However, when you examine things more closely, it may work out in the long run, if not for Chicago, then some other team.

My information is based on data culled from

Cutler’s average annual salary on the $127 million deal is roughly  $18 million per year. The big hit for the Bears is in 2014-2015 with $38 in guaranteed money.

Let’s compare Cutler’s deal with two other marquee NFL QB’s, one younger, one older, who have similar average salaries.

Thirty-four year old Tony Romo’s deal runs out a year before Jay’s. His average salary and guaranteed money ($54 million) are similar to Cutler’s deal.  The difference, however, is that the Cowboys are on the hook for a larger salary cap hit, should he no longer be on the roster in in 2015, 2016, or 2017.

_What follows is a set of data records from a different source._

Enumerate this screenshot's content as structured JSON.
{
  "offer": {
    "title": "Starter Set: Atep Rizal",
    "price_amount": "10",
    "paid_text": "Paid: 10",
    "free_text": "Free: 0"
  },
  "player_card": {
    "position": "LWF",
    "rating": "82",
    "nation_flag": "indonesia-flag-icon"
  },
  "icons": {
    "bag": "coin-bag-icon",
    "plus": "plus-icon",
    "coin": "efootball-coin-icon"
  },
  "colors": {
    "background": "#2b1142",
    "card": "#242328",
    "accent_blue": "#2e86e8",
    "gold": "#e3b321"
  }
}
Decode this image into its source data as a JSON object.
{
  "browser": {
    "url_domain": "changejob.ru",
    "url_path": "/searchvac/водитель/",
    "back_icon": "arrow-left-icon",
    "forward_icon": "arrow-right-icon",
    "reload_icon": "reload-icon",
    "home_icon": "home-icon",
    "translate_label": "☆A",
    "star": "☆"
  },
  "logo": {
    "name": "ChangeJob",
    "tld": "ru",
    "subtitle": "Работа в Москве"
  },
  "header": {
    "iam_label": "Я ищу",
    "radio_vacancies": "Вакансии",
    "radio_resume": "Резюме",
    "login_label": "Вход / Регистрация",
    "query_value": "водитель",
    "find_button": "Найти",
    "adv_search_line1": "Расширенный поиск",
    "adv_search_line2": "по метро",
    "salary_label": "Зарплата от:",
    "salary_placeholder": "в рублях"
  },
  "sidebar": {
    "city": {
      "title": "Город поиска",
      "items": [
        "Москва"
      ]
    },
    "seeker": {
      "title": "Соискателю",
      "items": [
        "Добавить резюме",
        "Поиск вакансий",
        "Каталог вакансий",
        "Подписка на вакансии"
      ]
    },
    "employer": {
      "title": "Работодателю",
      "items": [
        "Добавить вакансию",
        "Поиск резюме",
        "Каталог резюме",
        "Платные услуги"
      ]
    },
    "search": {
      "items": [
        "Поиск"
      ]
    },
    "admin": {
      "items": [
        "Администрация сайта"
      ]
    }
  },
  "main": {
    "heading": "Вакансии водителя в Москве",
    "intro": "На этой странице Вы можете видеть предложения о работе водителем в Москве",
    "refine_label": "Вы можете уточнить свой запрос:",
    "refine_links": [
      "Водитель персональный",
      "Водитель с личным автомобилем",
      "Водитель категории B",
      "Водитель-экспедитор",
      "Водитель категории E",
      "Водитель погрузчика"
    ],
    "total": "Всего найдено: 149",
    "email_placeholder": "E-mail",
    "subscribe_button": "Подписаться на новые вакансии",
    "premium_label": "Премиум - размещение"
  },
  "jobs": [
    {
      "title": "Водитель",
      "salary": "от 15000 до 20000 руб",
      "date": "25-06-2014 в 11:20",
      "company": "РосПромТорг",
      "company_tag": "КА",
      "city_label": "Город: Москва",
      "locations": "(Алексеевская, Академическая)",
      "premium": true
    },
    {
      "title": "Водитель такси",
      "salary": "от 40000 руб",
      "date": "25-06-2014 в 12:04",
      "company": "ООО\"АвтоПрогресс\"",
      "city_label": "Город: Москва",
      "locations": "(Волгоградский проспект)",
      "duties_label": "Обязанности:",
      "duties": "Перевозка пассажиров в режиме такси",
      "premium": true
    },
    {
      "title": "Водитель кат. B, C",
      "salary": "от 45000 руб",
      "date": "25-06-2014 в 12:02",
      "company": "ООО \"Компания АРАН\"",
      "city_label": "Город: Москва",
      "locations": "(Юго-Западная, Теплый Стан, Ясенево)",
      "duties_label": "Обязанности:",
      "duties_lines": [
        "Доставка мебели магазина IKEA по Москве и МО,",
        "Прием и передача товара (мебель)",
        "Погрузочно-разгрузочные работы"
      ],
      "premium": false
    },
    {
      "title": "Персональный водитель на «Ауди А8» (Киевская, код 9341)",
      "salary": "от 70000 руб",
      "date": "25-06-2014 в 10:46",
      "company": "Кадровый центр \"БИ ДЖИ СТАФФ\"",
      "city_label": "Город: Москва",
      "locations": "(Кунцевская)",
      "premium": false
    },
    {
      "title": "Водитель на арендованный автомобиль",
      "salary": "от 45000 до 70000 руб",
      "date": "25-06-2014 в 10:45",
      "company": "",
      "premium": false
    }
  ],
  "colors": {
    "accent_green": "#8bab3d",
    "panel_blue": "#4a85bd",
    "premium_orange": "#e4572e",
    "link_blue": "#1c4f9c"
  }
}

Cutler is guaranteed $16 million in 2016, but should the team cut or trade him, they are only on the hook for $3 million. In 2017, that amount drops to $2 million.

Twenty-six year old Matthew Stafford of the Lions becomes an unrestricted free agent after the 2017 season.  How much of a raise will he get above the $22.5 million he’s scheduled to earn in the last two years of his deal? Especially if he leads his team back to the playoffs a few more times.

Tony Romo was the top rated QB in the NFL, for any starter. Stafford’s 85.7 rating is actually below Cutler’s 88.6.

The biggest problem Cutler faced in 2014 was having one of the league’s worst defenses preventing him from running a balanced offense, thus increasing his turnovers. The mediocre offensive line which allowed him to be sacked 38 times didn’t help matters either.

It’s easy to criticize Jay because he’s not a charmer in front of the cameras.  Cutler will never be a pitch man like Peyton Manning or Russell Wilson.  That’s just not his style.  But from what we in the media hear, his teammates see a side of Jay the public does not.

The solution.  Draft a quarterback in the second or third round in 2015 or 2016, and nurture them along. Rebuild that defense that was absolutely pitiful in 2014. Then, re-think things in 2017.  Conversely, when the average salaries of QB’s in the NFL start exceeding $25 or $30 million, the deal might not seem so bad after all.